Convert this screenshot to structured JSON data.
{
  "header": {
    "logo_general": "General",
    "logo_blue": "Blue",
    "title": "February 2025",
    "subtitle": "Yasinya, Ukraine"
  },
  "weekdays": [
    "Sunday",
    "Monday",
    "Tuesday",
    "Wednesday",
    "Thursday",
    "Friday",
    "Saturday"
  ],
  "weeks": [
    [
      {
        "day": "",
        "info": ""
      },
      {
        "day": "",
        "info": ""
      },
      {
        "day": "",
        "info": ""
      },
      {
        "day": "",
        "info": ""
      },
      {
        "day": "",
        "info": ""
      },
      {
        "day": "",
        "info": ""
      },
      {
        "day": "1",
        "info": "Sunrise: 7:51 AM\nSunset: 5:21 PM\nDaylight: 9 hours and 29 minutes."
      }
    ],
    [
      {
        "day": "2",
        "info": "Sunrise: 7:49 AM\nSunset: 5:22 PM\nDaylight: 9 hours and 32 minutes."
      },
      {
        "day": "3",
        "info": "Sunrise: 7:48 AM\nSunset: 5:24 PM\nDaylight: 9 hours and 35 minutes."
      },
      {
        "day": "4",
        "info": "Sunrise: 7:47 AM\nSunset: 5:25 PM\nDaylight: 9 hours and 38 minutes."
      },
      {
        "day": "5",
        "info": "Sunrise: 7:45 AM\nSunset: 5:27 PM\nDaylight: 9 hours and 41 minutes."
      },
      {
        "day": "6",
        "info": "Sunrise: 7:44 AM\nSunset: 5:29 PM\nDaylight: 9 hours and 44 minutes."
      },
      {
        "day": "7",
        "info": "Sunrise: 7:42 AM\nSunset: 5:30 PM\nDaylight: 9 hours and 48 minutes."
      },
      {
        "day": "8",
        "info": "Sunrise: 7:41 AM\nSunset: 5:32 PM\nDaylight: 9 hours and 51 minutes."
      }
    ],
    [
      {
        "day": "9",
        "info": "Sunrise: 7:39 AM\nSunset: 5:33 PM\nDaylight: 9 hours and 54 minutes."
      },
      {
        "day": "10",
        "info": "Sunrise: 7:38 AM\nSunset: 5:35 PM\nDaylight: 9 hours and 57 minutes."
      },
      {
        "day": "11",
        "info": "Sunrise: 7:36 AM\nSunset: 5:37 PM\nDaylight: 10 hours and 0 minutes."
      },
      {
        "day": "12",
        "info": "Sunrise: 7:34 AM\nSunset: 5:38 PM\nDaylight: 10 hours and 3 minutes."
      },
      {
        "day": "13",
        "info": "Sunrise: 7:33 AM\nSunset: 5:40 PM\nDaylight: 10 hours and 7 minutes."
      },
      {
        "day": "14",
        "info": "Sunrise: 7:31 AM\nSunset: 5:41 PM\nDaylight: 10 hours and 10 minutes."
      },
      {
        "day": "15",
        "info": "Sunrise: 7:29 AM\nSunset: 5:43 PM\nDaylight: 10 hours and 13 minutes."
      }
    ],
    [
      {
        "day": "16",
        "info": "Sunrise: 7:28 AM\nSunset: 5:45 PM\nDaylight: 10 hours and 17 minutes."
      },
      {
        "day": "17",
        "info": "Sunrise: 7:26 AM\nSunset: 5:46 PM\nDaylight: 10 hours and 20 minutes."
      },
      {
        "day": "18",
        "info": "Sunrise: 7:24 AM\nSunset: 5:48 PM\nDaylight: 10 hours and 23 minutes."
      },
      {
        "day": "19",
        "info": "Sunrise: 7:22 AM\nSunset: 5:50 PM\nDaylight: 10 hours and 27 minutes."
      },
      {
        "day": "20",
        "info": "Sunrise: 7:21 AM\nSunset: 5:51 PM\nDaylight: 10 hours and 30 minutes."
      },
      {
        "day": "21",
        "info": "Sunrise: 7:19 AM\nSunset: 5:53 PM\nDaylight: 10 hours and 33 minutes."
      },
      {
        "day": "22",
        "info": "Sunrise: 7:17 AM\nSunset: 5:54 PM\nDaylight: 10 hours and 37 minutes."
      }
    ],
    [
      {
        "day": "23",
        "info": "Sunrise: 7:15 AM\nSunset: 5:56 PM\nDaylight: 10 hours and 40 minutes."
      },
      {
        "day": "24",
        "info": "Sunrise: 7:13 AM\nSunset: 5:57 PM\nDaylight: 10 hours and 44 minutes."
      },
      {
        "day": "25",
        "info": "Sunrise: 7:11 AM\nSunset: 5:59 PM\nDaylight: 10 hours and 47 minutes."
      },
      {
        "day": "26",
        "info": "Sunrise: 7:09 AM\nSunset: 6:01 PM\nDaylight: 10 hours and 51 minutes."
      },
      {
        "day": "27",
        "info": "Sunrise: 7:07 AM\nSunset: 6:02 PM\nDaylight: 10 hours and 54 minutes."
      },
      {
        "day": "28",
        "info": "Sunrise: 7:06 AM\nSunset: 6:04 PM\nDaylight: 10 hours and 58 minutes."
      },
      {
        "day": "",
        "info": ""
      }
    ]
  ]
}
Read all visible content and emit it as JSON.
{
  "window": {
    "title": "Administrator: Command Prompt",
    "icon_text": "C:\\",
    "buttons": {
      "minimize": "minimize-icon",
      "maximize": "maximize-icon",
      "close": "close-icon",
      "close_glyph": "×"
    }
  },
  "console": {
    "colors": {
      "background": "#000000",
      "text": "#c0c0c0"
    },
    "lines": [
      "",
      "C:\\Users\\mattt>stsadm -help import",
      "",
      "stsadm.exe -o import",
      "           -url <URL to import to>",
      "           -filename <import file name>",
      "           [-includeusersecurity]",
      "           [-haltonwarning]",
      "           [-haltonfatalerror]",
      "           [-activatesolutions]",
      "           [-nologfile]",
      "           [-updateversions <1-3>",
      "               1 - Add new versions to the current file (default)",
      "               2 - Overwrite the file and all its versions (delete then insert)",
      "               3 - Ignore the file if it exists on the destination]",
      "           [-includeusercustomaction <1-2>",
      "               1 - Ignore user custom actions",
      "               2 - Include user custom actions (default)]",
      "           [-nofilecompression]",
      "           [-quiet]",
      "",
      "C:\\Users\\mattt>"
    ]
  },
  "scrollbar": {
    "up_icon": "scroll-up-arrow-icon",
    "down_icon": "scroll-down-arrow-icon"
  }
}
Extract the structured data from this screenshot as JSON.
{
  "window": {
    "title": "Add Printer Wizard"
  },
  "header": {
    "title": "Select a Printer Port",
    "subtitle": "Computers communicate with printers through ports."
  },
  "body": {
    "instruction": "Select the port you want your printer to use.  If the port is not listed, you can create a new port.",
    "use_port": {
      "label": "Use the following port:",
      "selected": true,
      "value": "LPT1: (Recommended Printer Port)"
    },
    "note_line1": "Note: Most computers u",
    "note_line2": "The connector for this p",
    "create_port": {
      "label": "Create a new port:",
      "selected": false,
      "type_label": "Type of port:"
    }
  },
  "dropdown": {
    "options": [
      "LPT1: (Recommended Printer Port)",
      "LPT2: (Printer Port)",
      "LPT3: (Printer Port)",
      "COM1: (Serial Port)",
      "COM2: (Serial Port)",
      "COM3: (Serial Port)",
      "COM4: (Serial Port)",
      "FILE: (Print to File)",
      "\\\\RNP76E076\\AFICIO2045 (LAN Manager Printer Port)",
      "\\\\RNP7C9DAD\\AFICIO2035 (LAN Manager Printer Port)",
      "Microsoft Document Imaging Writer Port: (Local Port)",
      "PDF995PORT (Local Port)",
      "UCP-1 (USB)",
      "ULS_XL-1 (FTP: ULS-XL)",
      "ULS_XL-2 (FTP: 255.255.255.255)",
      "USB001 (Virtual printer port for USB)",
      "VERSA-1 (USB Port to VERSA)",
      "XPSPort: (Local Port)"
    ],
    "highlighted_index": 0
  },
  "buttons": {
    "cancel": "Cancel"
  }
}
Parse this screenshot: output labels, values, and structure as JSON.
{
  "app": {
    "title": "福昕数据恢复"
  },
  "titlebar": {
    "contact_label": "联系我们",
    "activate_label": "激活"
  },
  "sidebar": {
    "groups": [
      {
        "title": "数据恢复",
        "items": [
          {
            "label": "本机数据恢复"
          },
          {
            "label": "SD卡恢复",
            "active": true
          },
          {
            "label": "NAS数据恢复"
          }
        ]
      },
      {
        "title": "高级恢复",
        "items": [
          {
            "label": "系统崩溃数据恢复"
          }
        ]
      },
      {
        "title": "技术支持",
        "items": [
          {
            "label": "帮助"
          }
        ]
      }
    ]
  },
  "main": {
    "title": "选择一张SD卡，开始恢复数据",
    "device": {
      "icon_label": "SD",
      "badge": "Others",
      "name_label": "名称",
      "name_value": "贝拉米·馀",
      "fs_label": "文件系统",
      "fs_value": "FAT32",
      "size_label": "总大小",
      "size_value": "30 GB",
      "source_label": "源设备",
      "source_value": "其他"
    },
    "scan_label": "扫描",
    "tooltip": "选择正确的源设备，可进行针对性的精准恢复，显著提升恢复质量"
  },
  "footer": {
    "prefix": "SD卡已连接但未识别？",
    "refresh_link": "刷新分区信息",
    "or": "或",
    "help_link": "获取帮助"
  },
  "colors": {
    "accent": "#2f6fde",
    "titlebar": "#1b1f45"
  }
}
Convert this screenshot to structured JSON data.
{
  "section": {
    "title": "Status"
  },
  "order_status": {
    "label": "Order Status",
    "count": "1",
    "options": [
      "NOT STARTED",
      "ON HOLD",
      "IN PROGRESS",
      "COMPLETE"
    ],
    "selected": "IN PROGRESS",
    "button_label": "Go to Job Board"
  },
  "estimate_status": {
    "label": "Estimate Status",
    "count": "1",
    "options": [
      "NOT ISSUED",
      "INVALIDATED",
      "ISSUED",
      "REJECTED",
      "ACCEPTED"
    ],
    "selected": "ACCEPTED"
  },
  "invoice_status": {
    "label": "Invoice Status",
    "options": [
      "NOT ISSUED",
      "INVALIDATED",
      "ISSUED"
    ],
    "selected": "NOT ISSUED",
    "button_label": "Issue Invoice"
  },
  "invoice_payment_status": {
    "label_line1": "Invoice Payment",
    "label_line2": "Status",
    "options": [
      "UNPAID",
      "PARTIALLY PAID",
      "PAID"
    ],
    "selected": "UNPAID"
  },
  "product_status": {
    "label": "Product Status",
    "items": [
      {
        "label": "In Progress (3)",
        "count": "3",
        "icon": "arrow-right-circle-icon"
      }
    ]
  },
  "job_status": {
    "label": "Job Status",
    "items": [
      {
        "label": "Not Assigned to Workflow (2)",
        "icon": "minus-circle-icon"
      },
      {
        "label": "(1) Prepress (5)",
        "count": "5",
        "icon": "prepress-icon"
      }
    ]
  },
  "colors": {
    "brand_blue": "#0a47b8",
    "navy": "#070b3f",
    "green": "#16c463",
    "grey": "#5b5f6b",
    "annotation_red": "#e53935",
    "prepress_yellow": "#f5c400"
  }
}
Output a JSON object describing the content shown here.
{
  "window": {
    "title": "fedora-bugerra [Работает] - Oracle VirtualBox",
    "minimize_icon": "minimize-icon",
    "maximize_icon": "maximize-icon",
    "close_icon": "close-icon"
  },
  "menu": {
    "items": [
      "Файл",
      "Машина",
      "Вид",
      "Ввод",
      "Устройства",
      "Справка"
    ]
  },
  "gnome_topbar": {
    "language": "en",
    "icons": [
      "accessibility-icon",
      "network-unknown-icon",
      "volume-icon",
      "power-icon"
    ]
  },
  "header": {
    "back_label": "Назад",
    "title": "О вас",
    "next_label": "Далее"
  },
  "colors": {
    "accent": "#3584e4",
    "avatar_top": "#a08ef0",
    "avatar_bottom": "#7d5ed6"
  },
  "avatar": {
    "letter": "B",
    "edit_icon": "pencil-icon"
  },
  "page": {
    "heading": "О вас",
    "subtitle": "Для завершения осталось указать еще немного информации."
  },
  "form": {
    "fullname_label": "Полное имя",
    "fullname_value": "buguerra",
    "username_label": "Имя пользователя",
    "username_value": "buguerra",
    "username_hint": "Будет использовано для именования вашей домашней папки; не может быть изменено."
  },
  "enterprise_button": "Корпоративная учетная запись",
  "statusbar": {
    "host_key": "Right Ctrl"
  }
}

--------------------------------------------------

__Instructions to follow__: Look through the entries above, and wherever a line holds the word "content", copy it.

__Exercise answer__:
Read all visible content and emit it as JSON.
Output a JSON object describing the content shown here.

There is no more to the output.